This forces cannabis producers to recreate their entire infrastructure in every new state, rather than scaling up production and shipping products across the country, which impedes their ability to build economies of scale enjoyed by all other businesses.
Retailers generally pay higher wholesale prices because of this, leading to higher prices for consumers at the register.
The state-by-state nature of the U.S. industry has created huge differences in market dynamics from state to state.
A number of factors contribute to the attractiveness of a state market for businesses. Does the state have a limited number of licenses or can any qualified applicant obtain one? Does the state allow for medical or adult-use sales? Does the state ban the sale of smokeable products? If it is a medical marijuana state, what are the medical conditions that qualify someone to become a patient, and does that list include chronic pain? Is the market saturated or is there room for growth?
While much of the media attention goes to highly developed and saturated adult-use markets like Colorado, California, and Washington, the public markets tend to offer the highest valuations to companies with operations in more limited-license states, often with medical marijuana laws that have room for growth and expansion. It is why companies with operations in places like Florida and New York tend to enjoy higher valuations than their counterparts on the West Coast, despite generally showing lower annual revenue in more restricted markets.
So what are the next state-legal markets likely to excite the capital markets?
Looking ahead to the next couple of years, two states stand out as likely the next big marijuana markets: New Jersey and Illinois.

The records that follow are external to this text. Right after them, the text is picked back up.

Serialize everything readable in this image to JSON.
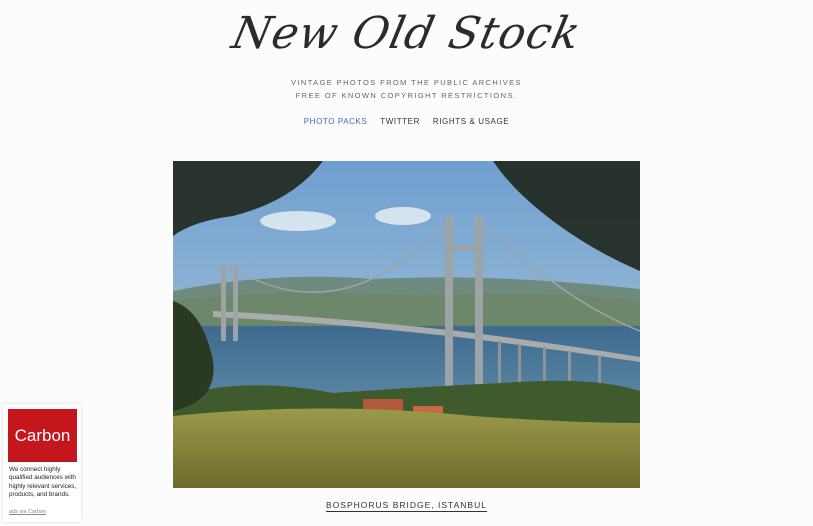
{
  "site": {
    "logo_text": "New Old Stock",
    "tagline_line1": "VINTAGE PHOTOS FROM THE PUBLIC ARCHIVES",
    "tagline_line2": "FREE OF KNOWN COPYRIGHT RESTRICTIONS."
  },
  "nav": {
    "items": [
      {
        "label": "PHOTO PACKS",
        "active": true
      },
      {
        "label": "TWITTER",
        "active": false
      },
      {
        "label": "RIGHTS & USAGE",
        "active": false
      }
    ],
    "active_color": "#4a63c8"
  },
  "photo": {
    "caption": "BOSPHORUS BRIDGE, ISTANBUL"
  },
  "ad": {
    "logo_text": "Carbon",
    "brand_color": "#c4161c",
    "text": "We connect highly qualified audiences with highly relevant services, products, and brands.",
    "via": "ads via Carbon"
  }
}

Both states have followed a remarkably similar path toward full legalization, with Illinois a near mirror of the process in New Jersey, only one year behind.